Quick public service announcement: The word “oughta” does not rhyme with the word “order.” Sadly, the people who wrote the song that inspired this announcement will most likely never read this blog. But you can learn from their grievous errors. And, if you ever happen to met someone who worked on an album called “A Children’s Treasury of Batman Musical Stories” in the 70s, now you know what to tell them. This is what I get when I put on a shuffle of the 24 days worth of music in my iTunes.
And now we present for your reading pleasure a story about a little blob. Why? Because I think a little blob sounds funny right now.
MICK, THE CUTE LITTLE BLOB
Once there was a little purple blob named Mick Queen. He was a cute little blob and he lived in a cute little fantasy world full of other cute little blobs. But he was cuter. Don’t ask me what made him cuter, I have no idea what makes a blob cute. They all look the same to me.
So, one afternoon, Mick was out gooing to the store when he saw his neighbor, Russell Chuck, gooing home from work.
“Hey, Russell!” he called, even though he didn’t have a mouth.
“Oh, hi, Mick,” Russell responded.
“Hey, why the frown?” Mick asked, because blobs can apparently read each other’s expressions.
“Oh, it’s nothing,” Russell said. Then he burst into tears, which looks really weird when a blob does it. The blob just sort of shakes and leaks. I mean, they don’t have eyes, so where do the tears come from?
“Hey, now, don’t cry,” Mick said. “Whatever it is, it can’t be that bad.”
“It’s my wife, Shawnee,” Russell said.
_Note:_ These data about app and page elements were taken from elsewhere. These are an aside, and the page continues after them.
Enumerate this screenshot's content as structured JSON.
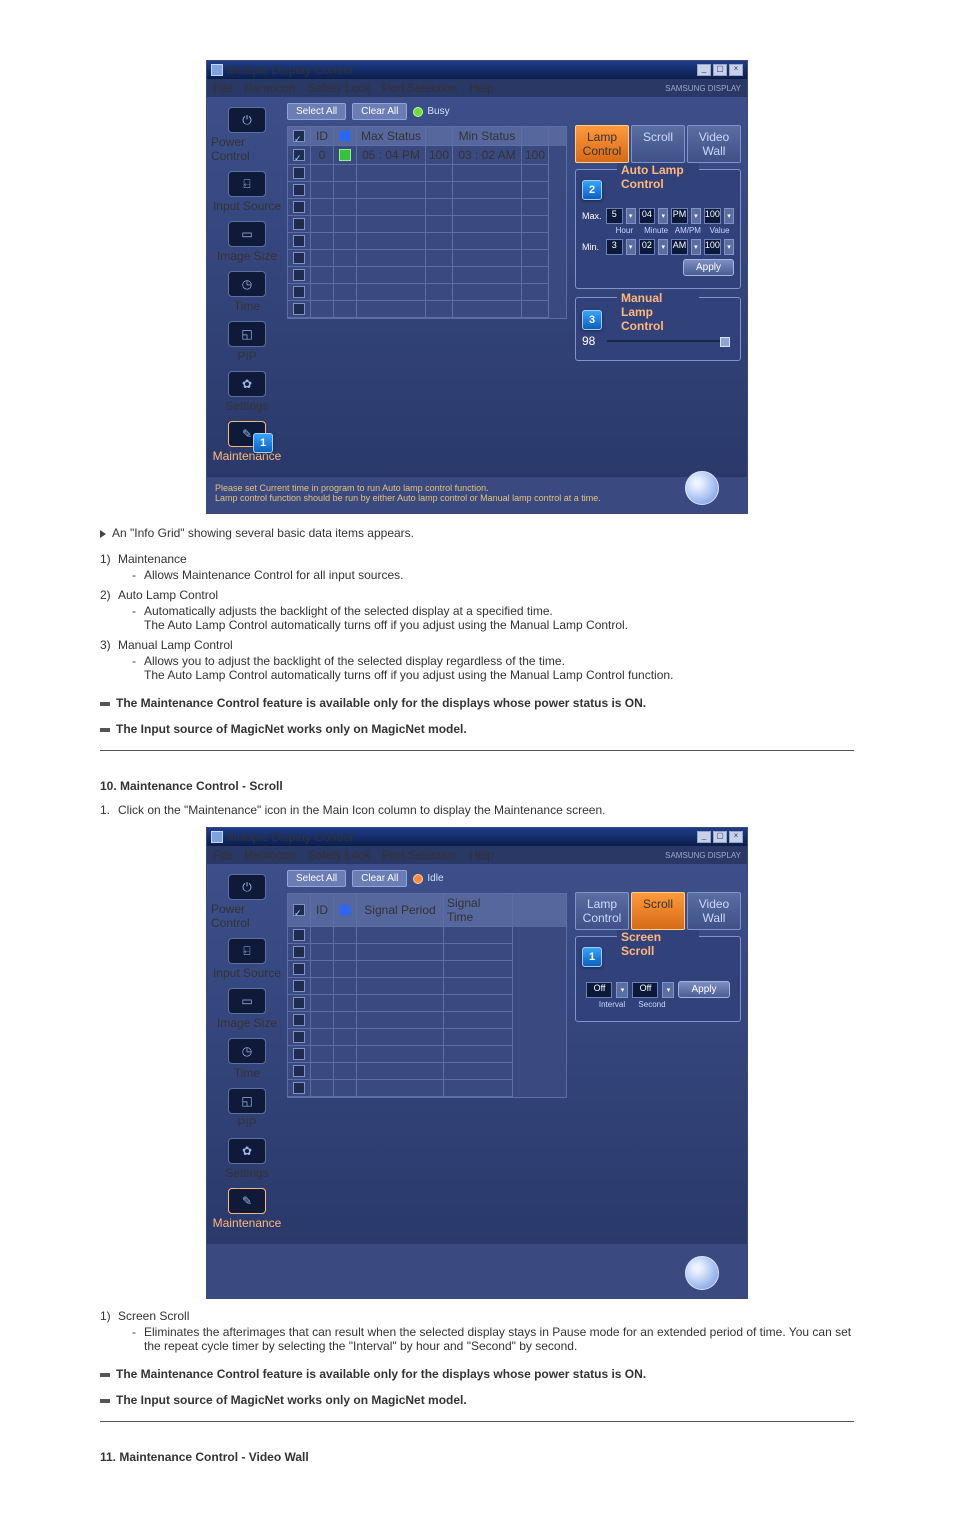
{
  "app": {
    "title": "Multiple Display Control",
    "menu": [
      "File",
      "Remocon",
      "Safety Lock",
      "Port Selection",
      "Help"
    ],
    "brand": "SAMSUNG DISPLAY"
  },
  "sidebar": {
    "items": [
      {
        "label": "Power Control"
      },
      {
        "label": "Input Source"
      },
      {
        "label": "Image Size"
      },
      {
        "label": "Time"
      },
      {
        "label": "PIP"
      },
      {
        "label": "Settings"
      },
      {
        "label": "Maintenance"
      }
    ]
  },
  "toolbar": {
    "select_all": "Select All",
    "clear_all": "Clear All",
    "busy": "Busy",
    "idle": "Idle"
  },
  "grid1": {
    "headers": {
      "max_status": "Max Status",
      "min_status": "Min Status"
    },
    "row": {
      "max_time": "05 : 04 PM",
      "max_val": "100",
      "min_time": "03 : 02 AM",
      "min_val": "100"
    }
  },
  "grid2": {
    "headers": {
      "signal_period": "Signal Period",
      "signal_time": "Signal Time"
    }
  },
  "panel1": {
    "tabs": {
      "lamp": "Lamp Control",
      "scroll": "Scroll",
      "video": "Video Wall"
    },
    "auto_legend": "Auto Lamp Control",
    "manual_legend": "Manual Lamp Control",
    "max": "Max.",
    "min": "Min.",
    "max_h": "5",
    "max_m": "04",
    "max_ap": "PM",
    "max_v": "100",
    "min_h": "3",
    "min_m": "02",
    "min_ap": "AM",
    "min_v": "100",
    "sub_h": "Hour",
    "sub_m": "Minute",
    "sub_ap": "AM/PM",
    "sub_v": "Value",
    "apply": "Apply",
    "manual_val": "98"
  },
  "panel2": {
    "tabs": {
      "lamp": "Lamp Control",
      "scroll": "Scroll",
      "video": "Video Wall"
    },
    "scroll_legend": "Screen Scroll",
    "interval_val": "Off",
    "second_val": "Off",
    "interval": "Interval",
    "second": "Second",
    "apply": "Apply"
  },
  "footer1": {
    "line1": "Please set Current time in program to run Auto lamp control function.",
    "line2": "Lamp control function should be run by either Auto lamp control or Manual lamp control at a time."
  },
  "doc": {
    "intro_arrow": "An \"Info Grid\" showing several basic data items appears.",
    "i1_title": "Maintenance",
    "i1_sub": "Allows Maintenance Control for all input sources.",
    "i2_title": "Auto Lamp Control",
    "i2_sub1": "Automatically adjusts the backlight of the selected display at a specified time.",
    "i2_sub2": "The Auto Lamp Control automatically turns off if you adjust using the Manual Lamp Control.",
    "i3_title": "Manual Lamp Control",
    "i3_sub1": "Allows you to adjust the backlight of the selected display regardless of the time.",
    "i3_sub2": "The Auto Lamp Control automatically turns off if you adjust using the Manual Lamp Control function.",
    "note1": "The Maintenance Control feature is available only for the displays whose power status is ON.",
    "note2": "The Input source of MagicNet works only on MagicNet model.",
    "sec10_title": "10. Maintenance Control - Scroll",
    "sec10_step": "Click on the \"Maintenance\" icon in the Main Icon column to display the Maintenance screen.",
    "s1_title": "Screen Scroll",
    "s1_sub": "Eliminates the afterimages that can result when the selected display stays in Pause mode for an extended period of time. You can set the repeat cycle timer by selecting the \"Interval\" by hour and \"Second\" by second.",
    "sec11_title": "11. Maintenance Control - Video Wall"
  }
}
Getting control of himself, he added slowly, “she . . . she told me this morning that she wants to leave.”
“She’s leaving you?” Mick asked, amazed.
“No, she doesn’t want to leave me,” clarified Russell, “she just wants to leave. You know, like, leave town. I don’t know how to tell her that blobs really don’t do well outside of Blob Town. You remember what happened to Steve when he–“
“Don’t remind me,” Russell said, shuddering (it looked like a Jell-o dessert during an earthquake).
“So, what should I tell her?” Russell asked.
“Well, you could tell her this story isn’t very entertaining,” Mick suggested.
“What good would that do?” asked Russell.
“I don’t know,” Mick replied, “maybe she could come up with a more interesting problem than just wanting to leave town. I mean, seriously, Russell, that’s pretty weak. We need something catastrophic, here, not something silly that no one can relate to.”
“Hey, don’t blame me, it wasn’t my idea,” Russell protested.
“Whatever,” Mick said. “Look, if this doesn’t get more interesting soon, I’m just gonna head off to the store and the rest of this story can be about me buying peanut butter. Do you want that?”
“I guess not,” said Russell. “Okay, let me get Shawnee out here and we’ll see what we can do.”
So, Russell went inside and got his wife, Shawnee, and the three of them sat (laid? jiggled? not “stood,” certainly…) around in the middle of the street trying to come with an interesting and/or amusing problem for a bunch of cute little blobs to have. Several suggestions were: troublesome evolution (blobs growing arms and such), Shawnee having an affair with another blob (and the ensuing problem of trying to figure out which one), hopping in a meteorite and going to Earth and eating a bunch of people, some kind of callback using the words “oughta” and “order,” and an allegory about the socio-economic ramifications of the industrial revolution using a layered series of metaphors to comment simultaneously on class divisions and the inherent risks of unchecked progress.
All of these ideas were rejected and they eventually all decided to just go to the store and get some peanut butter. Problem was that, by the time they finished debating, it was very late at night and the store was already closed. So they couldn’t get anything at all, much less the peanut butter they wanted.
Man, it was catastrophic. I’m sure you can relate.
Don’t look at me like that. Please.
See you soon,